He pleaded guilty to drug trafficking in March as part of a plea bargain, and drug conspiracy charges were dropped. Federal prosecutor Ellen Cohen said Barker was sentenced to life Thursday because of the shootout, the large amount of drugs involved and Barker's criminal record.

In 1994, four Haitians drowned after they were forced off his boat near the Florida coast. Barker was convicted of negligent homicide and was paroled after spending less than four years in prison.

FEED THE CHILDREN IS CLOSING WAREHOUSE AMID CONTROVERSY

NASHVILLE, Tenn. (AP) -- More than 200 aid agencies will be deprived of food as Feed the Children keeps its warehouse here closed amid allegations of employee theft, the organization's president said.
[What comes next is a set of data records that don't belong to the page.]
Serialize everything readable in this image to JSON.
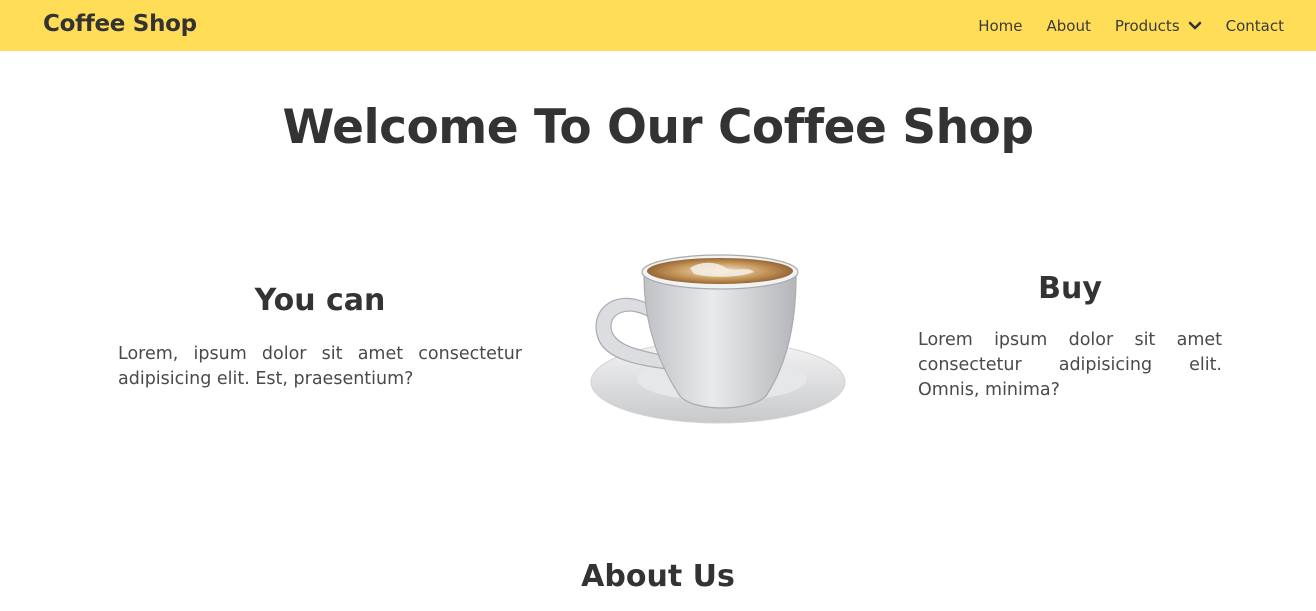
{
  "nav": {
    "brand": "Coffee Shop",
    "links": [
      {
        "label": "Home"
      },
      {
        "label": "About"
      },
      {
        "label": "Products",
        "icon": "chevron-down-icon"
      },
      {
        "label": "Contact"
      }
    ]
  },
  "hero": {
    "title": "Welcome To Our Coffee Shop"
  },
  "features": {
    "left": {
      "title": "You can",
      "text": "Lorem, ipsum dolor sit amet consectetur adipisicing elit. Est, praesentium?"
    },
    "right": {
      "title": "Buy",
      "text": "Lorem ipsum dolor sit amet consectetur adipisicing elit. Omnis, minima?"
    },
    "image": "coffee-cup-image"
  },
  "about": {
    "title": "About Us"
  },
  "colors": {
    "navbar": "#ffdd57",
    "text": "#333333",
    "body_text": "#4a4a4a",
    "background": "#ffffff"
  }
}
Larry Jones, who is also the founder of Feed the Children, said the warehouse will be closed indefinitely while the group looks into reports that Nashville workers took home goods meant for the needy.

The agency fired all 14 of its Nashville workers Tuesday after Tennessee Bureau of Investigation agents found boxloads of donations in the homes of several upper-level employees.

CORONER IDENTIFIES REMAINS AS THOSE OF ROCK MUSICIAN

MALIBU, Calif. (AP) -- The Los Angeles County coroner has identified remains found in a ravine as those of former Iron Butterfly bass player Philip "Taylor" Kramer, who disappeared four years ago.

The skeletal remains were positively identified Thursday using dental records, said Scott Carrier, a spokesman with the coroner's office. The cause of death had not yet been determined.

Hikers found the remains last Saturday inside a wrecked van in the bottom of a ravine. The van matched the description of the vehicle Kramer was driving when he disappeared on Feb. 12, 1995, while driving to the airport to pick up a friend.

Kramer was 42 when he disappeared.

NORTH STATES INDUSTRIES RECALLS 3,200 STAIR GATES

WASHINGTON (AP) -- A possible problem with some stairway gates is forcing a safety recall.

North States Industries Inc. is recalling about 3,200 of the gates because the lock can fail when the gate is shaken and could result in children falling down stairs, according to the Consumer Product Safety Commission.

The Minneapolis-based company has received one report of the lock on the gate failing. No injuries were reported.